By DOUG WILSON
Herald-Whig Senior Writer
SPRINGFIELD, Ill. -- Pension reforms that promise to have Illinois retirement systems 100 percent funded by 2043 will be considered in a lame-duck House committee Monday.
"It's a lot to come together in two days, and right now it's definitely a work in progress," said Rep. Jil Tracy, R-Quincy.
Gov. Pat Quinn and House Minority Leader Tom Cross, R-Oswego, are backing the plan to freeze cost-of-living increases on all retirees until they reach age 67. Increases would then be applied only to the first $25,000 of a retiree's pension.
In addition, the bill sponsored by Rep. Elaine Nekritz, D-Northbrook, calls for most state employees to contribute an additional 2 percent of their salary toward pensions.
"We've been working together, we certainly want to get something moving," said Sara Wojcicki Jimenez, spokeswoman for Cross, R-Oswego. "But like anything, this is pretty huge magnitude.
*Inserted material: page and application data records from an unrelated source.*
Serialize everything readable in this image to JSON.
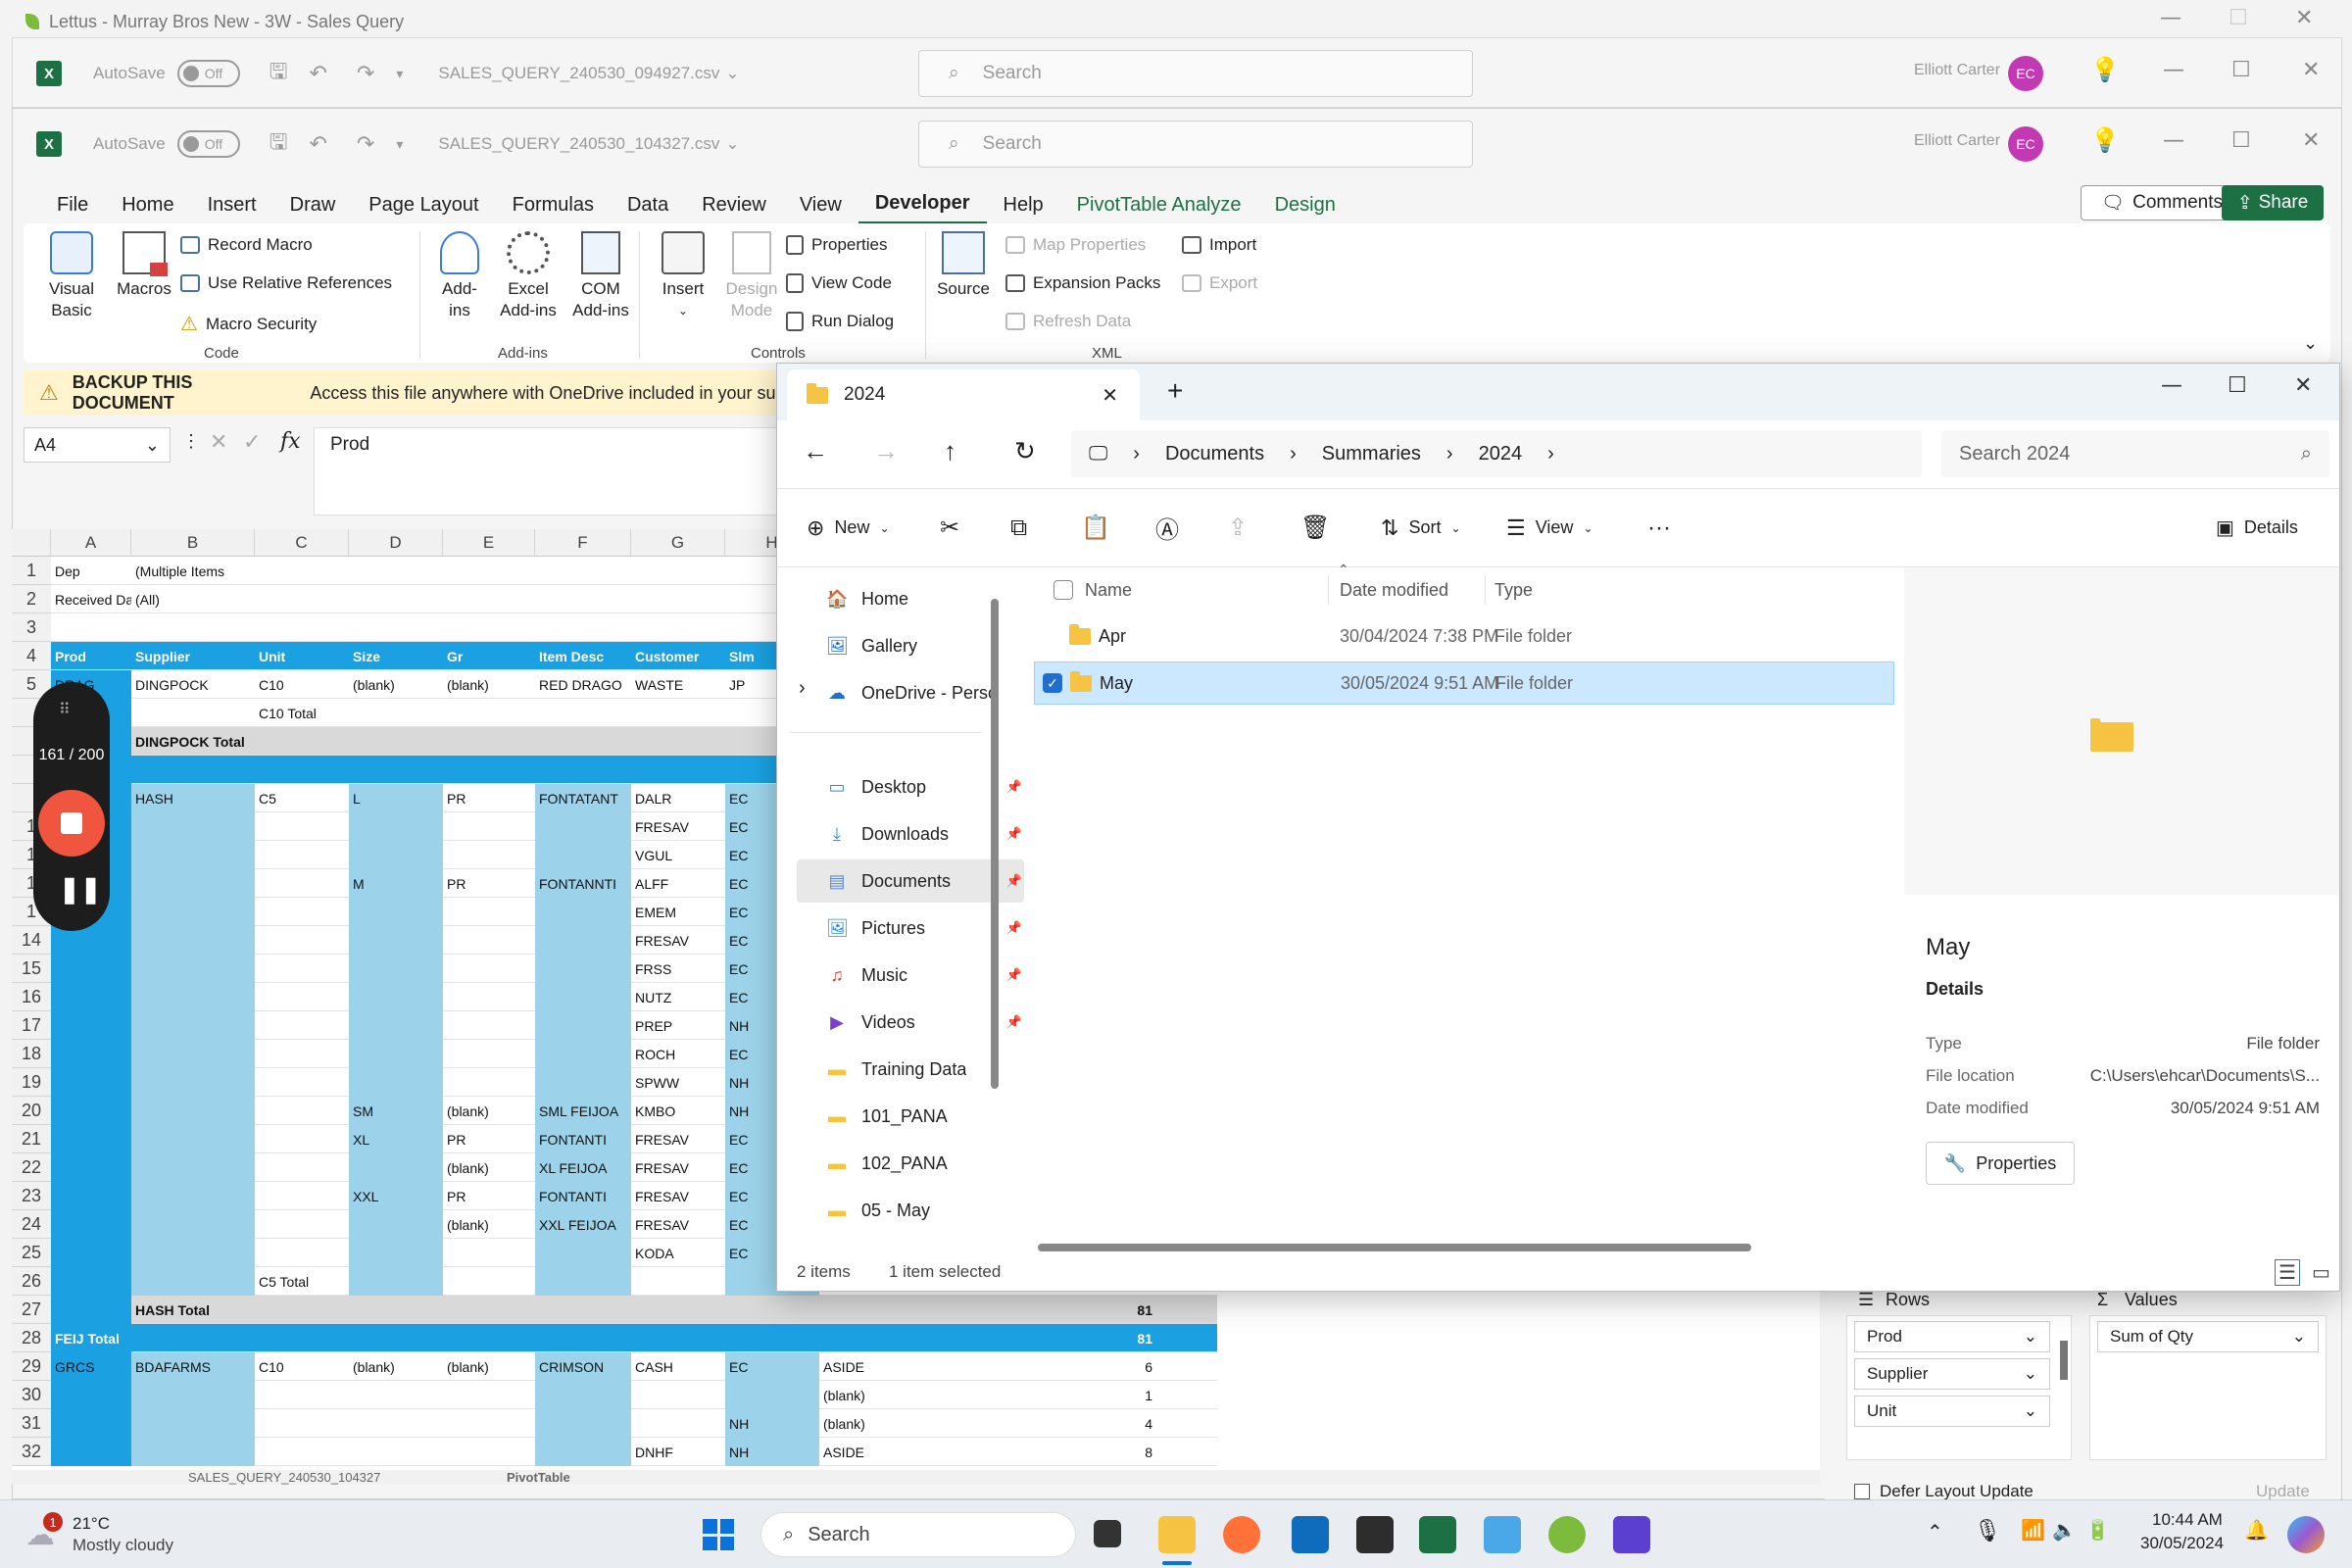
{
  "outer": {
    "title": "Lettus - Murray Bros New - 3W - Sales Query"
  },
  "excel_back": {
    "autosave": "AutoSave",
    "toggle": "Off",
    "filename": "SALES_QUERY_240530_094927.csv",
    "search": "Search",
    "user": "Elliott Carter",
    "initials": "EC"
  },
  "excel_front": {
    "autosave": "AutoSave",
    "toggle": "Off",
    "filename": "SALES_QUERY_240530_104327.csv",
    "search": "Search",
    "user": "Elliott Carter",
    "initials": "EC"
  },
  "menu": {
    "items": [
      "File",
      "Home",
      "Insert",
      "Draw",
      "Page Layout",
      "Formulas",
      "Data",
      "Review",
      "View",
      "Developer",
      "Help",
      "PivotTable Analyze",
      "Design"
    ],
    "active": "Developer",
    "comments": "Comments",
    "share": "Share"
  },
  "ribbon": {
    "code": {
      "visual_basic": "Visual\nBasic",
      "macros": "Macros",
      "record_macro": "Record Macro",
      "relative_refs": "Use Relative References",
      "macro_security": "Macro Security",
      "group": "Code"
    },
    "addins": {
      "addins": "Add-\nins",
      "excel_addins": "Excel\nAdd-ins",
      "com_addins": "COM\nAdd-ins",
      "group": "Add-ins"
    },
    "controls": {
      "insert": "Insert",
      "design_mode": "Design\nMode",
      "properties": "Properties",
      "view_code": "View Code",
      "run_dialog": "Run Dialog",
      "group": "Controls"
    },
    "xml": {
      "source": "Source",
      "map_properties": "Map Properties",
      "expansion_packs": "Expansion Packs",
      "refresh_data": "Refresh Data",
      "import": "Import",
      "export": "Export",
      "group": "XML"
    }
  },
  "warning": {
    "title": "BACKUP THIS DOCUMENT",
    "text": "Access this file anywhere with OneDrive included in your subs"
  },
  "formula": {
    "namebox": "A4",
    "fx_label": "fx",
    "value": "Prod"
  },
  "sheet": {
    "columns": [
      "A",
      "B",
      "C",
      "D",
      "E",
      "F",
      "G",
      "H"
    ],
    "rows": [
      {
        "n": "1",
        "cells": {
          "A": "Dep",
          "B": "(Multiple Items"
        }
      },
      {
        "n": "2",
        "cells": {
          "A": "Received Da",
          "B": "(All)"
        }
      },
      {
        "n": "3",
        "cells": {}
      },
      {
        "n": "4",
        "cells": {
          "A": "Prod",
          "B": "Supplier",
          "C": "Unit",
          "D": "Size",
          "E": "Gr",
          "F": "Item Desc",
          "G": "Customer",
          "H": "Slm"
        }
      },
      {
        "n": "5",
        "cells": {
          "A": "DRAG",
          "B": "DINGPOCK",
          "C": "C10",
          "D": "(blank)",
          "E": "(blank)",
          "F": "RED DRAGO",
          "G": "WASTE",
          "H": "JP"
        }
      },
      {
        "n": "",
        "cells": {
          "C": "C10 Total"
        }
      },
      {
        "n": "",
        "cells": {
          "B": "DINGPOCK Total"
        }
      },
      {
        "n": "",
        "cells": {
          "A": "tal"
        }
      },
      {
        "n": "",
        "cells": {
          "B": "HASH",
          "C": "C5",
          "D": "L",
          "E": "PR",
          "F": "FONTATANT",
          "G": "DALR",
          "H": "EC"
        }
      },
      {
        "n": "1",
        "cells": {
          "G": "FRESAV",
          "H": "EC"
        }
      },
      {
        "n": "1",
        "cells": {
          "G": "VGUL",
          "H": "EC"
        }
      },
      {
        "n": "1",
        "cells": {
          "D": "M",
          "E": "PR",
          "F": "FONTANNTI",
          "G": "ALFF",
          "H": "EC"
        }
      },
      {
        "n": "1",
        "cells": {
          "G": "EMEM",
          "H": "EC"
        }
      },
      {
        "n": "14",
        "cells": {
          "G": "FRESAV",
          "H": "EC"
        }
      },
      {
        "n": "15",
        "cells": {
          "G": "FRSS",
          "H": "EC"
        }
      },
      {
        "n": "16",
        "cells": {
          "G": "NUTZ",
          "H": "EC"
        }
      },
      {
        "n": "17",
        "cells": {
          "G": "PREP",
          "H": "NH"
        }
      },
      {
        "n": "18",
        "cells": {
          "G": "ROCH",
          "H": "EC"
        }
      },
      {
        "n": "19",
        "cells": {
          "G": "SPWW",
          "H": "NH"
        }
      },
      {
        "n": "20",
        "cells": {
          "D": "SM",
          "E": "(blank)",
          "F": "SML FEIJOA",
          "G": "KMBO",
          "H": "NH"
        }
      },
      {
        "n": "21",
        "cells": {
          "D": "XL",
          "E": "PR",
          "F": "FONTANTI",
          "G": "FRESAV",
          "H": "EC"
        }
      },
      {
        "n": "22",
        "cells": {
          "E": "(blank)",
          "F": "XL FEIJOA",
          "G": "FRESAV",
          "H": "EC"
        }
      },
      {
        "n": "23",
        "cells": {
          "D": "XXL",
          "E": "PR",
          "F": "FONTANTI",
          "G": "FRESAV",
          "H": "EC"
        }
      },
      {
        "n": "24",
        "cells": {
          "E": "(blank)",
          "F": "XXL FEIJOA",
          "G": "FRESAV",
          "H": "EC"
        }
      },
      {
        "n": "25",
        "cells": {
          "G": "KODA",
          "H": "EC"
        }
      },
      {
        "n": "26",
        "cells": {
          "C": "C5 Total"
        }
      },
      {
        "n": "27",
        "cells": {
          "B": "HASH Total",
          "V": "81"
        }
      },
      {
        "n": "28",
        "cells": {
          "A": "FEIJ Total",
          "V": "81"
        }
      },
      {
        "n": "29",
        "cells": {
          "A": "GRCS",
          "B": "BDAFARMS",
          "C": "C10",
          "D": "(blank)",
          "E": "(blank)",
          "F": "CRIMSON",
          "G": "CASH",
          "H": "EC",
          "I": "ASIDE",
          "V": "6"
        }
      },
      {
        "n": "30",
        "cells": {
          "I": "(blank)",
          "V": "1"
        }
      },
      {
        "n": "31",
        "cells": {
          "H": "NH",
          "I": "(blank)",
          "V": "4"
        }
      },
      {
        "n": "32",
        "cells": {
          "G": "DNHF",
          "H": "NH",
          "I": "ASIDE",
          "V": "8"
        }
      }
    ],
    "sheet_tab_1": "SALES_QUERY_240530_104327",
    "sheet_tab_2": "PivotTable"
  },
  "explorer": {
    "tab_title": "2024",
    "breadcrumb": [
      "Documents",
      "Summaries",
      "2024"
    ],
    "search_placeholder": "Search 2024",
    "commands": {
      "new": "New",
      "sort": "Sort",
      "view": "View",
      "details": "Details"
    },
    "sidebar": [
      "Home",
      "Gallery",
      "OneDrive - Perso",
      "Desktop",
      "Downloads",
      "Documents",
      "Pictures",
      "Music",
      "Videos",
      "Training Data",
      "101_PANA",
      "102_PANA",
      "05 - May"
    ],
    "columns": {
      "name": "Name",
      "date": "Date modified",
      "type": "Type"
    },
    "files": [
      {
        "name": "Apr",
        "date": "30/04/2024 7:38 PM",
        "type": "File folder",
        "selected": false
      },
      {
        "name": "May",
        "date": "30/05/2024 9:51 AM",
        "type": "File folder",
        "selected": true
      }
    ],
    "details_pane": {
      "name": "May",
      "heading": "Details",
      "rows": [
        {
          "label": "Type",
          "value": "File folder"
        },
        {
          "label": "File location",
          "value": "C:\\Users\\ehcar\\Documents\\S..."
        },
        {
          "label": "Date modified",
          "value": "30/05/2024 9:51 AM"
        }
      ],
      "properties_btn": "Properties"
    },
    "status": {
      "items": "2 items",
      "selected": "1 item selected"
    }
  },
  "pivot_pane": {
    "rows_label": "Rows",
    "values_label": "Values",
    "rows": [
      "Prod",
      "Supplier",
      "Unit"
    ],
    "values": [
      "Sum of Qty"
    ],
    "defer": "Defer Layout Update",
    "update": "Update"
  },
  "recorder": {
    "counter": "161 / 200"
  },
  "taskbar": {
    "weather_temp": "21°C",
    "weather_text": "Mostly cloudy",
    "weather_badge": "1",
    "search": "Search",
    "time": "10:44 AM",
    "date": "30/05/2024"
  },
  "colors": {
    "accent_green": "#1d7044",
    "pivot_blue": "#9dd3ea",
    "pivot_dark": "#1ba1e2",
    "selection": "#cce8ff"
  }
}
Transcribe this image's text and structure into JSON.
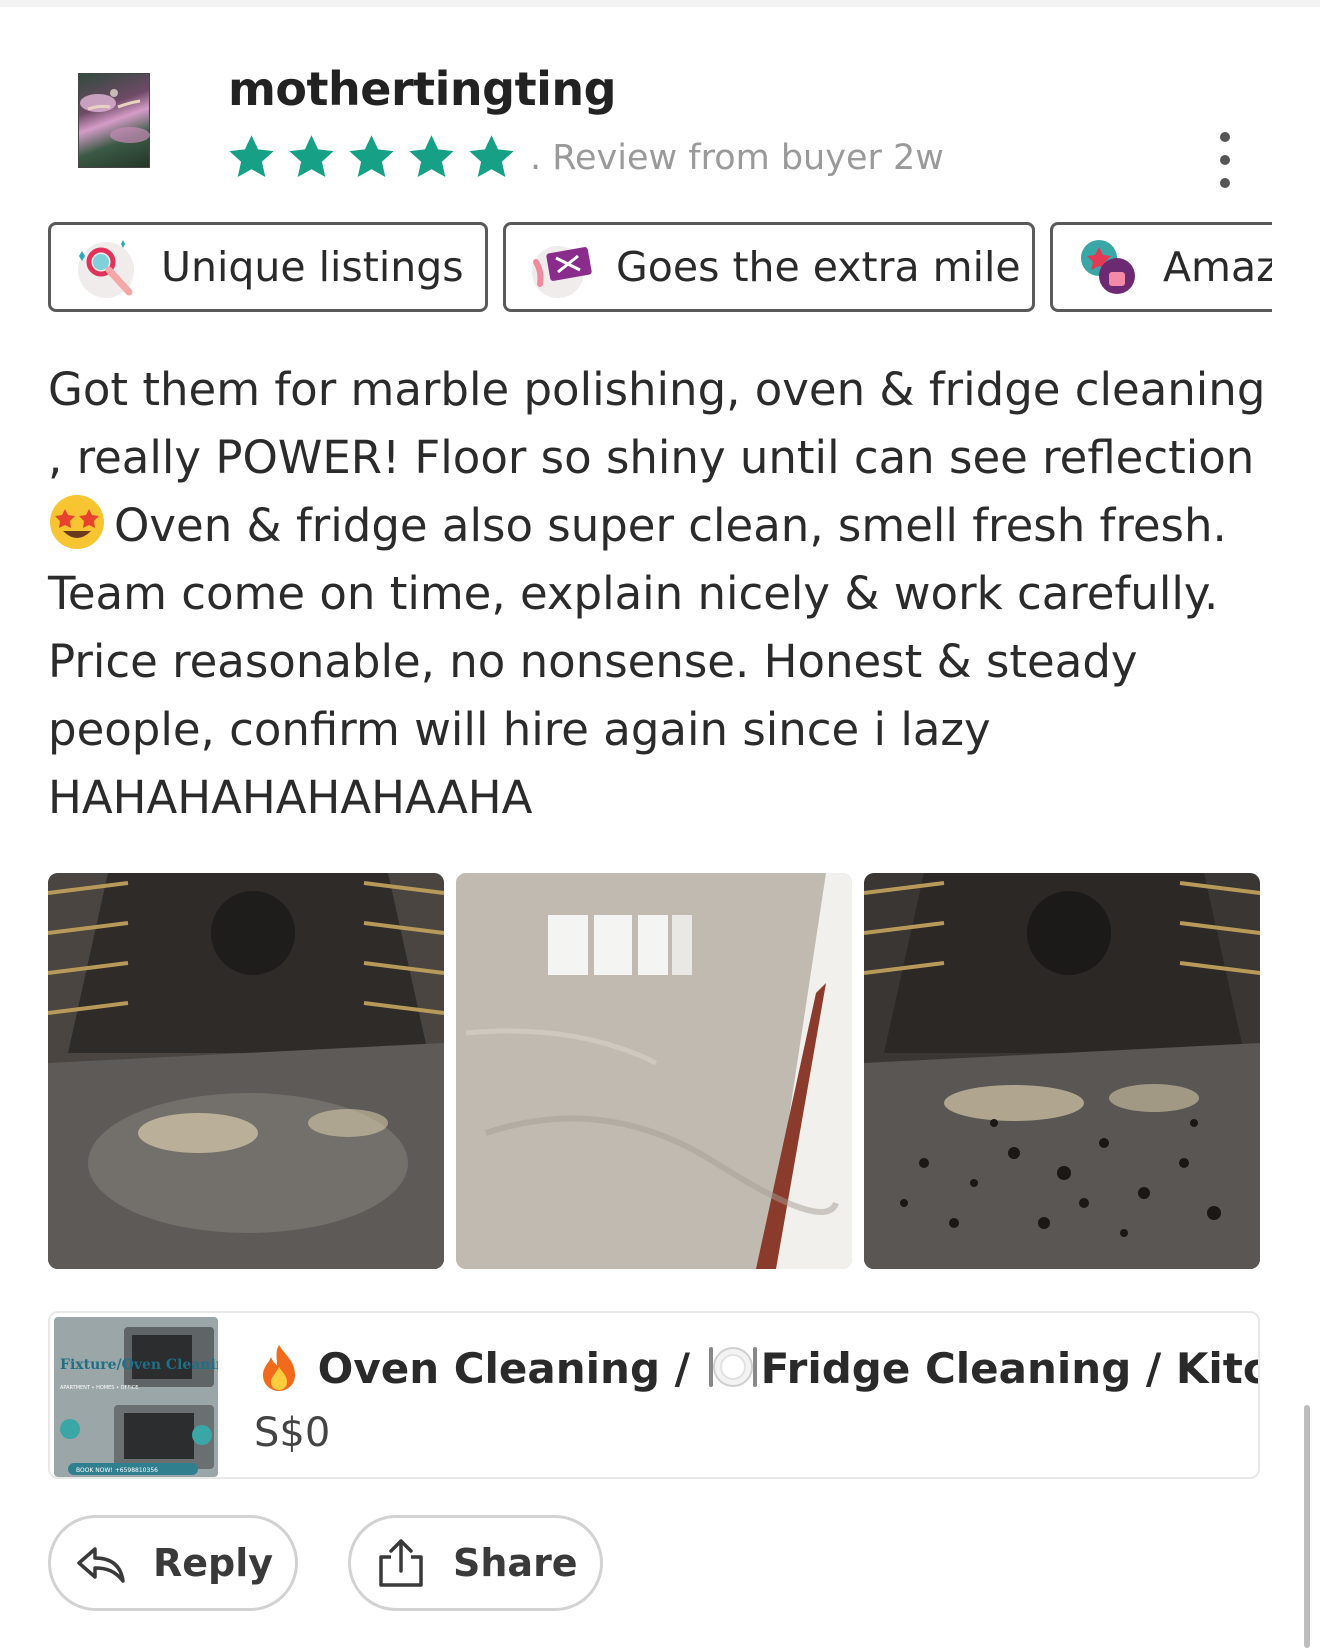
{
  "review": {
    "username": "mothertingting",
    "rating": 5,
    "rating_max": 5,
    "meta": ". Review from buyer  2w",
    "more_icon": "more-vertical-icon",
    "star_color": "#16a085",
    "tags": [
      {
        "label": "Unique listings",
        "icon": "magnifier-sparkle-icon"
      },
      {
        "label": "Goes the extra mile",
        "icon": "ticket-icon"
      },
      {
        "label": "Amaz",
        "icon": "thumbs-up-star-icon"
      }
    ],
    "text_before_emoji": "Got them for marble polishing, oven & fridge cleaning , really POWER! Floor so shiny until can see reflection",
    "emoji": "star-struck-emoji",
    "text_after_emoji": "Oven & fridge also super clean, smell fresh fresh. Team come on time, explain nicely & work carefully. Price reasonable, no nonsense. Honest & steady people, confirm will hire again since i lazy HAHAHAHAHAHAAHA",
    "photos": [
      "clean-oven-photo",
      "polished-marble-floor-photo",
      "dirty-oven-photo"
    ]
  },
  "listing": {
    "title": "Oven Cleaning / ",
    "title_after_icon": "Fridge Cleaning / Kitc...",
    "fire_icon": "fire-icon",
    "plate_icon": "plate-cutlery-icon",
    "price": "S$0",
    "thumb_title": "Fixture/Oven Cleaning",
    "thumb_sub": "APARTMENT • HOMES • OFFICE",
    "thumb_cta": "BOOK NOW! +6598810356"
  },
  "actions": {
    "reply_label": "Reply",
    "share_label": "Share"
  }
}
We've got to make sure that we have a good chance to take a look at it."
Nekritz believes her plan will get out of the Personnel and Pensions Committee that meets starting at noon. The path from there is less certain.
While Speaker Michael Madigan, D-Chicago, wants to see pension reforms passed, he has yet to publicly commit to Nekritz's bill. Senate President John Cullerton, D-Chicago, has called for previously passed Senate bills to be used as a basis for the pension fix.
Tracy said the effort to adjust funding in the worst-in-the-nation pension system is big enough it's hard to tell where opposition might arise.
"We've heard the mayor of Chicago wants the Chicago Public Schools in it. I don't know if that will help it or hurt it" in regards to votes from Chicago area legislators, Tracy said.
Nekritz said the issue has "consensus among the leaders of the House."
Quinn -- who had set a Wednesday deadline for pension legislation -- had been working with Nekritz on the bill, said Quinn's spokeswoman, Brooke Anderson.
"We're encouraged by the momentum to fix a problem that urgently needs to be fixed," she said.
Word of the tentative agreement emerged Sunday when the House reconvened for the final days of the current General Assembly, but made little headway on other issues, including an assault weapons ban.
The amended pension bill would require the state to fully fund its portion of pensions under threat of legal action by the pension accounts' administrators.
That a vital element for hundreds of thousands of workers and retirees who have been forced to pay their share over the years as they watched lawmakers skip payments that led to the huge shortfall.
Quinn says the deficit grows by $17 million a day. The piling debt has hurt the state's credit rating, limiting its ability to borrow. It also has eaten up more and more money for education and other public services.
Various plans for bumped-up contributions and less-generous benefits for current employees, raising the retirement age and reducing cost-of-living adjustments for retirees, have been floated in the past year. But the "cost shift" of the employer portion of teachers' pensions from the state to school districts has stymied attention.
Democratic Senate President John Cullerton said he wants lawmakers to pass a more modest alternative that the Senate adopted last spring. That proposal affects only a portion of the workers and retirees but would be a starting point for expansion, and Cullerton is concerned that more ambitious efforts could be unconstitutional.
The Associated Press provided information for this story.